Ex-San Francisco Pro Bowl punter Tom Wittum dies
Former San Francisco 49ers Pro Bowl punter Tom Wittum, who was drafted by the Chicago White Sox but opted for a standout baseball and football career at Northern Illinois, has died. He was 60.
Wittum died of cancer Friday at his home in the northern Chicago suburb of Antioch, his son, Matt Wittum, said Tuesday.
A fifth-round pick of the Chicago White Sox in 1968, Wittum instead chose to attend Northern Illinois. He set 10 school kicking records as a place kicker and punter, including the career, single-season and single-game records for punts, punting yards and punting average.
Equally skilled as a third baseman, Wittum helped lead Northern Illinois to a 24-8 record in 1972 - the first year the Huskies were invited to the NCAA baseball tournament.
Wittum was drafted by the 49ers in 1972. The two-time Pro Bowler played in 70 games with San Francisco from 1973-77, kicking 380 punts for 15,494 yards with a 40.8-yard gross average, according to the team.

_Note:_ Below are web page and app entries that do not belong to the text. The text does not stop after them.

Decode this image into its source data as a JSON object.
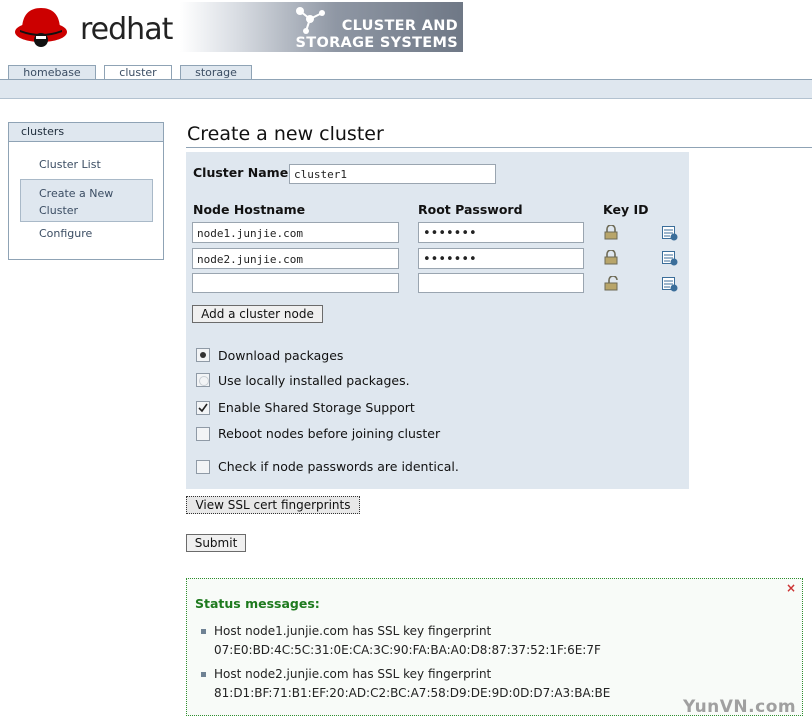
{
  "header": {
    "brand": "redhat",
    "banner_line1": "CLUSTER AND",
    "banner_line2": "STORAGE SYSTEMS"
  },
  "tabs": [
    {
      "label": "homebase",
      "active": false
    },
    {
      "label": "cluster",
      "active": true
    },
    {
      "label": "storage",
      "active": false
    }
  ],
  "sidebar": {
    "title": "clusters",
    "items": [
      "Cluster List",
      "Create a New Cluster",
      "Configure"
    ],
    "selected_line1": "Create a New",
    "selected_line2": "Cluster"
  },
  "page": {
    "title": "Create a new cluster"
  },
  "form": {
    "cluster_name_label": "Cluster Name",
    "cluster_name_value": "cluster1",
    "col_hostname": "Node Hostname",
    "col_password": "Root Password",
    "col_keyid": "Key ID",
    "nodes": [
      {
        "hostname": "node1.junjie.com",
        "password": "•••••••",
        "key_icon": "lock-closed-icon"
      },
      {
        "hostname": "node2.junjie.com",
        "password": "•••••••",
        "key_icon": "lock-closed-icon"
      },
      {
        "hostname": "",
        "password": "",
        "key_icon": "lock-open-icon"
      }
    ],
    "add_node_label": "Add a cluster node",
    "options": {
      "download": {
        "label": "Download packages",
        "selected": true
      },
      "local": {
        "label": "Use locally installed packages.",
        "selected": false
      },
      "shared_storage": {
        "label": "Enable Shared Storage Support",
        "checked": true
      },
      "reboot": {
        "label": "Reboot nodes before joining cluster",
        "checked": false
      },
      "identical": {
        "label": "Check if node passwords are identical.",
        "checked": false
      }
    }
  },
  "buttons": {
    "ssl": "View SSL cert fingerprints",
    "submit": "Submit"
  },
  "status": {
    "close": "×",
    "heading": "Status messages:",
    "messages": [
      {
        "line1": "Host node1.junjie.com has SSL key fingerprint",
        "line2": "07:E0:BD:4C:5C:31:0E:CA:3C:90:FA:BA:A0:D8:87:37:52:1F:6E:7F"
      },
      {
        "line1": "Host node2.junjie.com has SSL key fingerprint",
        "line2": "81:D1:BF:71:B1:EF:20:AD:C2:BC:A7:58:D9:DE:9D:0D:D7:A3:BA:BE"
      }
    ]
  },
  "watermark": "YunVN.com",
  "colors": {
    "brand_red": "#cc0000",
    "panel": "#dfe7ef",
    "border": "#8fa3b5",
    "status_green": "#1e7a1e"
  }
}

He retired from the NFL after a serious car accident left him with several broken bones in 1978, but went on to teach driver's education and coach for more than 30 years, most of it at Grayslake High School in Grayslake, Ill.
He is survived by his wife, Cheryl, four children, four grandchildren, and two sisters.
The 49ers said in a statement posted on the team Web site that it was deeply saddened by news of Wittum's death.
Matt Wittum said a memorial service was held Tuesday at The Chapel in Grayslake.